Bivalvia | Veneroida | Cardiidae
Common names | Synonyms | CoL | ITIS | WoRMS
SAUP Database. 2006. (Ref. 356)
Size / Weight / Age
Max length : 137 cm SHL male/unsexed; (Ref. 99323); common length : 80.0 cm SHL male/unsexed; (Ref. 348); max. published weight: 500.0 kg (Ref. 81839)
Benthic; depth range 0 - 35 m (Ref. 75831)
Climate / Range
Tropical; 23°C - 30°C (Ref. 102835); 38°N - 37°S, 38°E - 170°W
Indo-Pacific: from Comoros, to as far east as Kiribati, north to Japan and Hawaii, and south to Australia.
Countries | FAO areas | Ecosystems | Occurrences | Introductions
It is white and fan-shaped with deep radiating ribs.
Known to be the largest bivalve mollusks that exist. Exploited for its meat and shell, this species has recently become nearly extinct within an important part of its range, due to over collecting. Trials of aquaculture under progress for the restocking of reefs and local farming (Ref. 348). Facultative planktotroph. It has an established symbiotic relationship with a dinoflagellate algae (zooxanthellae) which allows them to survive. It ingests the algae at an early stage and the latter propagates in the gut (Ref. 100719). Becomes simultaneous hermaphrodite in its later years.

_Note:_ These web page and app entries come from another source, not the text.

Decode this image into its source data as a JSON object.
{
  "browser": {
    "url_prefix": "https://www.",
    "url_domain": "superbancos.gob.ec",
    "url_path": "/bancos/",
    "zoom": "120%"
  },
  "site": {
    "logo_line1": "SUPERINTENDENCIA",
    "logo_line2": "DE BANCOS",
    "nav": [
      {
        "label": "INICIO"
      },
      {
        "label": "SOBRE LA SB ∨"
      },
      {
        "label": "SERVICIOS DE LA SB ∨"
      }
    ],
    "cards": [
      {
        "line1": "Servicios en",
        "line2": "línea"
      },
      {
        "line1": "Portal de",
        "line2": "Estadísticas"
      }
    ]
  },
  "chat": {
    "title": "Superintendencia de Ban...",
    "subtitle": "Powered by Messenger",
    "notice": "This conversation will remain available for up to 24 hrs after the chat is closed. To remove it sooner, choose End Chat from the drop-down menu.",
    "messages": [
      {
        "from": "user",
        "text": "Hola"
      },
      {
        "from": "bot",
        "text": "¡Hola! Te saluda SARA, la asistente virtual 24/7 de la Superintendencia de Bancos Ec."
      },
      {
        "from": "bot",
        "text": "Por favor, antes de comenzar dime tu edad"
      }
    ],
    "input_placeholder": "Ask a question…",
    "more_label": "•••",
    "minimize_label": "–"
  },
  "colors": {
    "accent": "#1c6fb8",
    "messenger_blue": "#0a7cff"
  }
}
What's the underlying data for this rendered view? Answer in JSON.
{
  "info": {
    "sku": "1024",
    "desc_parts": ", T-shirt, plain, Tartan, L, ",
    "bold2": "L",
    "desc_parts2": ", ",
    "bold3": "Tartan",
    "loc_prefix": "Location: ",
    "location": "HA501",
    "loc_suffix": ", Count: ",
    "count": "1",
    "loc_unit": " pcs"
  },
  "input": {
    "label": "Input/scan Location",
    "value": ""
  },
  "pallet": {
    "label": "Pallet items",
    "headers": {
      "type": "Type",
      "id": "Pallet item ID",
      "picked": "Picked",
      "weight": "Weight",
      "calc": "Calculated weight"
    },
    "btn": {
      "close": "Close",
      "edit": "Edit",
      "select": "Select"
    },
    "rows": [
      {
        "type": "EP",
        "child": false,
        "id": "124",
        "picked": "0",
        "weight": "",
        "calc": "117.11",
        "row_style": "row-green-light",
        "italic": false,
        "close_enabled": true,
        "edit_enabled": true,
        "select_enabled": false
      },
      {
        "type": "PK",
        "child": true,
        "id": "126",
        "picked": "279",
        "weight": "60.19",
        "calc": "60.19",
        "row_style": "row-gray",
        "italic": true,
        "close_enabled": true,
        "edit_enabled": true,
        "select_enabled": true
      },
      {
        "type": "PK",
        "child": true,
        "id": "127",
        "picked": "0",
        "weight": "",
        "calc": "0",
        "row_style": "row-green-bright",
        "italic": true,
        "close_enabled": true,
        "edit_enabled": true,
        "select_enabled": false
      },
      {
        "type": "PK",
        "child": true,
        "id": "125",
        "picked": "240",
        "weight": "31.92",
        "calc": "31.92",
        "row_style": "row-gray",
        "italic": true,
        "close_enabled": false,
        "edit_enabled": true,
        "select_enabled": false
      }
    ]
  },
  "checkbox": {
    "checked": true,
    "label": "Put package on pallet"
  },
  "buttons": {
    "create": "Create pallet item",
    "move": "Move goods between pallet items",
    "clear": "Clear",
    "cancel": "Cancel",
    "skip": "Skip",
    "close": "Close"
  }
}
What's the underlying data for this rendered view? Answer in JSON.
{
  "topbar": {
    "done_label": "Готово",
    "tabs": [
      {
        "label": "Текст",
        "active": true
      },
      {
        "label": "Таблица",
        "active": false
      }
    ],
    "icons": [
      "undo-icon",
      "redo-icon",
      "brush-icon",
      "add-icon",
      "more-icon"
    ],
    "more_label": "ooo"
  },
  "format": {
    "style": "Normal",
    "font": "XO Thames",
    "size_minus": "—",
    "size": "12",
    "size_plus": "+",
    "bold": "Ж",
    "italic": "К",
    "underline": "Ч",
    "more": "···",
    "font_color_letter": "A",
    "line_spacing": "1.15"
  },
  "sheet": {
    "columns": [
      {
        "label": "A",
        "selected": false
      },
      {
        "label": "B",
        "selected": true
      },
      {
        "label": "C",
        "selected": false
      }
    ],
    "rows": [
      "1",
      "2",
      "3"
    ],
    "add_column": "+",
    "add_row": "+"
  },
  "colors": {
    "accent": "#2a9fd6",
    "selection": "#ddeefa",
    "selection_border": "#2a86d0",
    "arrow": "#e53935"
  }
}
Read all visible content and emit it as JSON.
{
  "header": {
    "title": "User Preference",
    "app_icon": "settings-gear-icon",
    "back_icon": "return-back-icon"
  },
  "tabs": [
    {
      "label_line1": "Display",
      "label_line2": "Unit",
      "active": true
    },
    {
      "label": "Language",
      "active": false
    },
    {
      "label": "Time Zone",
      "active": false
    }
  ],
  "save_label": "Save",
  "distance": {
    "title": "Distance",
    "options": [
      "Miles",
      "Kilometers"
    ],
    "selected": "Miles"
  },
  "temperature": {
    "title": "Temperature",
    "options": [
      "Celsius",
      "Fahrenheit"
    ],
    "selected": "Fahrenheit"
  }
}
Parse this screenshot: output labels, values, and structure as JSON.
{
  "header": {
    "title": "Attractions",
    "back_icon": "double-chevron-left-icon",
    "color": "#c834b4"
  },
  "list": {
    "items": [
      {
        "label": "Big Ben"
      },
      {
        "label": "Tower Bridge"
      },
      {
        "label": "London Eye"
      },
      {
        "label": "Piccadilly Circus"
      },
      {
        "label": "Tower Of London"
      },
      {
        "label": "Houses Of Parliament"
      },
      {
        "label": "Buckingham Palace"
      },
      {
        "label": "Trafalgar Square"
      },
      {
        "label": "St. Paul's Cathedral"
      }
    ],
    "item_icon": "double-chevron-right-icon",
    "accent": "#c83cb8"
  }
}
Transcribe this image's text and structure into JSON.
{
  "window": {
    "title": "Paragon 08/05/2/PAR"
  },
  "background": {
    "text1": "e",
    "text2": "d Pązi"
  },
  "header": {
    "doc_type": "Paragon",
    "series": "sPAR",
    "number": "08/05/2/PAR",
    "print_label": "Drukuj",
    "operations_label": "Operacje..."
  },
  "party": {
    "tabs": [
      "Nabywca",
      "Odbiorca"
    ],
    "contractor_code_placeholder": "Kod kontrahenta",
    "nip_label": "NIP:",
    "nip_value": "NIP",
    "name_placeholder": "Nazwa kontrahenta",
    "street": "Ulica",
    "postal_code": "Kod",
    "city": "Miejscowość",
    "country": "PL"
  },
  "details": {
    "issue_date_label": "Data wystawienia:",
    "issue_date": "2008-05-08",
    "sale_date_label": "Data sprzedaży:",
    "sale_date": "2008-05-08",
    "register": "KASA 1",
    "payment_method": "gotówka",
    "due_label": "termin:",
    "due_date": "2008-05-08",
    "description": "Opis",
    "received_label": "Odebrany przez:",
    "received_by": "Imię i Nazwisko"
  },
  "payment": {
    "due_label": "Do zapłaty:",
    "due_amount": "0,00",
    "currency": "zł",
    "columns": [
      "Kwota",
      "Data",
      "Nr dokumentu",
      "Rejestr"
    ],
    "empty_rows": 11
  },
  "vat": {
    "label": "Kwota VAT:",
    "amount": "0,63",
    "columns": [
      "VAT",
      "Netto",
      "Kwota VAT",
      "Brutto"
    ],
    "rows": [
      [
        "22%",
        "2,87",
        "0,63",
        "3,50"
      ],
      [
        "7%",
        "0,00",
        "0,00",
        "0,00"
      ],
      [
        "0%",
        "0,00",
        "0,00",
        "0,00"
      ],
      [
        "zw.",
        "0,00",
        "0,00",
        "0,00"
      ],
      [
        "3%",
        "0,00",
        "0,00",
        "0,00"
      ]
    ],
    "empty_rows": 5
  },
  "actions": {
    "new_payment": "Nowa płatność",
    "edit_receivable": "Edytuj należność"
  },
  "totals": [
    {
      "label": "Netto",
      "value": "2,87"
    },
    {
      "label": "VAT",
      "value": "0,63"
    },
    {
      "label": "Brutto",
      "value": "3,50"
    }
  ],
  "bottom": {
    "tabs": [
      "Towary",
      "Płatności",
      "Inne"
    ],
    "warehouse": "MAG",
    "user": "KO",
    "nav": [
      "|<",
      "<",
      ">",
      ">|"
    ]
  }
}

Spawning is seasonal, based on its northern and southern limits of distribution (Ref. 100714).
IUCN Red List Status (Ref. 114614)
CITES status (Ref. 94142)
Fisheries: commercial; aquaculture: commercial
FAO(Aquaculture: production; | FisheriesWiki | Sea Around Us |
Estimation of some characteristics with mathematical models
Very high vulnerability (82 of 100)